**TASK INPUT**
::::

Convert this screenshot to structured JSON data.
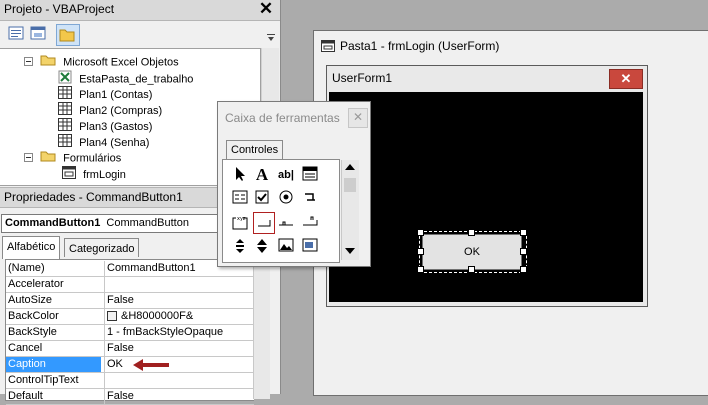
{
  "project": {
    "title": "Projeto - VBAProject",
    "close_label": "✕",
    "tree": [
      {
        "label": "Microsoft Excel Objetos",
        "icon": "folder-icon"
      },
      {
        "label": "EstaPasta_de_trabalho",
        "icon": "excel-workbook-icon"
      },
      {
        "label": "Plan1 (Contas)",
        "icon": "sheet-icon"
      },
      {
        "label": "Plan2 (Compras)",
        "icon": "sheet-icon"
      },
      {
        "label": "Plan3 (Gastos)",
        "icon": "sheet-icon"
      },
      {
        "label": "Plan4 (Senha)",
        "icon": "sheet-icon"
      },
      {
        "label": "Formulários",
        "icon": "folder-icon"
      },
      {
        "label": "frmLogin",
        "icon": "form-icon"
      }
    ]
  },
  "properties": {
    "title": "Propriedades - CommandButton1",
    "object_name": "CommandButton1",
    "object_type": "CommandButton",
    "tabs": [
      "Alfabético",
      "Categorizado"
    ],
    "rows": [
      {
        "name": "(Name)",
        "value": "CommandButton1"
      },
      {
        "name": "Accelerator",
        "value": ""
      },
      {
        "name": "AutoSize",
        "value": "False"
      },
      {
        "name": "BackColor",
        "value": "&H8000000F&"
      },
      {
        "name": "BackStyle",
        "value": "1 - fmBackStyleOpaque"
      },
      {
        "name": "Cancel",
        "value": "False"
      },
      {
        "name": "Caption",
        "value": "OK"
      },
      {
        "name": "ControlTipText",
        "value": ""
      },
      {
        "name": "Default",
        "value": "False"
      }
    ],
    "highlight_color": "#3399ff",
    "arrow_color": "#a02020"
  },
  "designer": {
    "window_title": "Pasta1 - frmLogin (UserForm)",
    "form_title": "UserForm1",
    "form_close": "✕",
    "button_caption": "OK"
  },
  "toolbox": {
    "title": "Caixa de ferramentas",
    "close": "✕",
    "tab": "Controles"
  }
}
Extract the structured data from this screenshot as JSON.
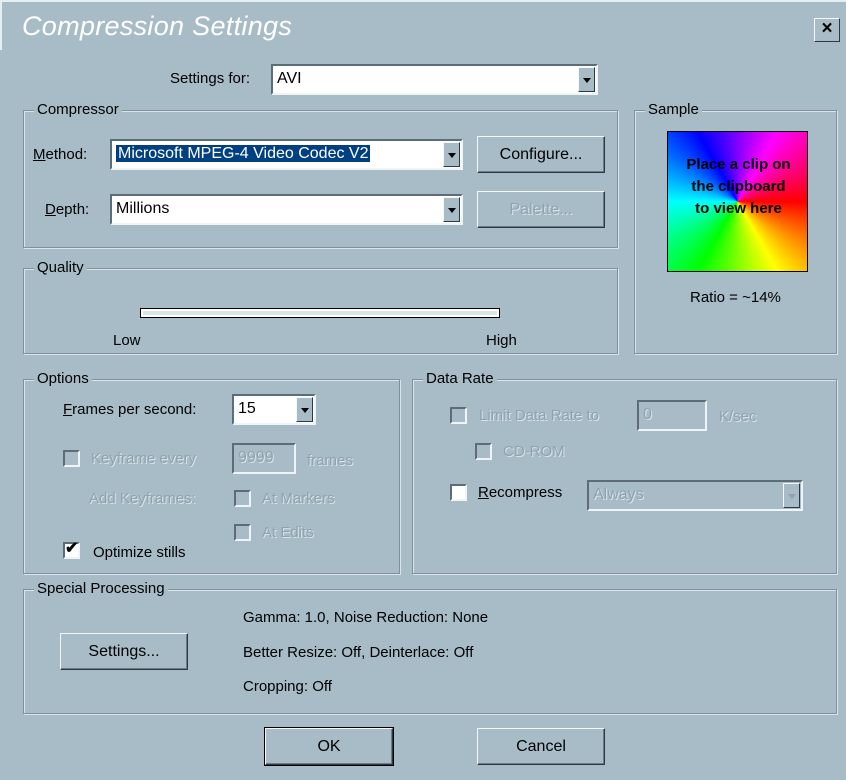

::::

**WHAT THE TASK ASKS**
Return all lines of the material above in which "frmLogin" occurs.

**TASK RESULT**
        "label": "frmLogin",
    "window_title": "Pasta1 - frmLogin (UserForm)",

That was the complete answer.